The Parliament's governing body last month authorized a 10-member delegation to travel to Iran from Dec. 12-17.
The delegation will be composed of Chairwoman Tarja Cronberg from Finland, Cornelia Ernst from Germany, Marietje Schaake from the Netherlands and several other members.
During the last such visit in the previous parliamentary term in 2007, Iran resorted to several public executions while the parliamentarians were in Tehran. All other initiatives during the current parliamentary term were canceled often due to Iran's refusal to accept preconditions set by the Parliament to have access to political prisoners or opposition activists.
The new attempt could be the last for this term as there's little space left in the parliamentary calendar before the European elections in spring 2014.
The Iranian Embassy in Brussels, which in 2005 was the main initiator of this friendship delegation, has repeatedly insisted that visits to Iran must be held without preconditions. Therefore, to avoid any cancellation risks this time, the delegation has set aside all such human rights prerequisites and decided to visit the country with no such leverages.
With the media mostly attentive to the recent nuclear deal with Iran, the situation of human rights and the sudden increase of public executions by the government of Hassan Rouhani have remained almost unnoticed.
According to figures compiled from Iranian media reports, some 190 executions were carried out during the first half of 2013 when Mahmoud Ahmadinejad was in power. However, the number of executions only since June when Rouhani replaced Ahmadinejad has reached more than 370.
No U.N. Special Rapporteur for Human Rights in Iran has been allowed access to the country for seven years, including the latest rapporteur, elected two years ago, despite him being Muslim and from a small country.
The latest report by Ahmed Shaheed to the U.N. General Assembly's Third Committee in October emphasizes that the situation of human rights in Iran remains a source of concern with no sign of improvement. It explicitly refers to waves of executions, gender discrimination and consistent violations of civil, political, economic, social and cultural rights of the Iranian people where many political and civil rights are breached by the regime's official laws.
Amnesty International stressed "In the first 100 days of President Rouhani's government, human rights in Iran have remained a low priority despite earlier promises made during the presidential campaign." It also reiterated that "Iran's prisons remain full of political prisoners and prisoners of conscience, many of whom suffer from lack of adequate medical care."
Although the Sakharov Prize winner Nasreen Soutudeh was released from jail as a sort of "moderation" gesture before Rouhani's trip to the U.N. General Assembly in New York, there is no official document stating she has been liberated. She was merely orally informed that she can leave and, without any official release documents, she could be re-incarcerated at any moment.
In a Washington Post opinion article last week, Iranian Nobel Peace Prize laureate Shirin Ebadi, reminded that Iran maintains "world's highest per capita rate of executions." She warned, "Will the world community disregard human rights in the coming months to conclude a comprehensive nuclear deal?"

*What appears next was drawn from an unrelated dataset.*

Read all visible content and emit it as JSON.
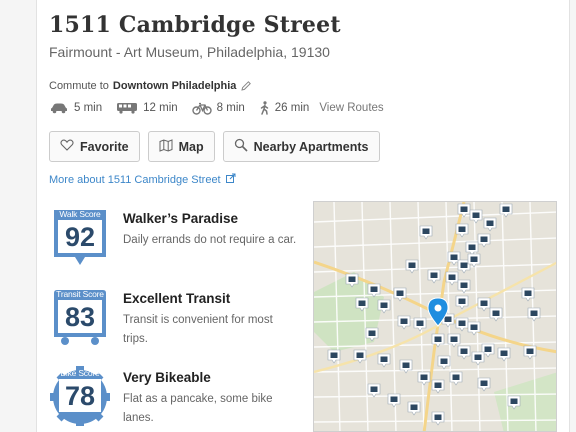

Other members of European Parliament's Iran Delegation who have expressed interest to join the trip include Isabelle Durant from Belgium, Josef Weidenholzer from Austria, Paweł Zalewski from Poland, Dimitrios Droutsas and Niki Tzavela from Greece and Pavel Poc from Czech Republic.
Some senior members of the delegation however have rejected the idea of visiting Iran at this stage. They include three Italians, Vice Chairman Potito Salatto, Oreste Rossi and Marco Scurria, and European Parliament Vice President Alexander Alvaro from Germany and British conservative Geoffrey Van Orden.
The European Parliament's biggest political group, the European People's Party and the European Conservatives and Reformists Group have also declared they won't dispatch any members to Iran in with the current conditions.
Critics have often maintained that, whatever good intentions, sending an official mission to Iran without preconditions on human rights will be taken as a green light by the ruling clergy to increase human rights violations and would serve Iran's domestic propaganda consumption.
(Abbas Rezai, is a human rights activist who served seven months in Iran's notorious Evin Prison in the 1980s. Now in exile, he occasionally writes about Iranian political affairs.)
(United Press International's "Outside View" commentaries are written by outside contributors who specialize in a variety of important issues. The views expressed do not necessarily reflect those of United Press International. In the interests of creating an open forum, original submissions are invited.)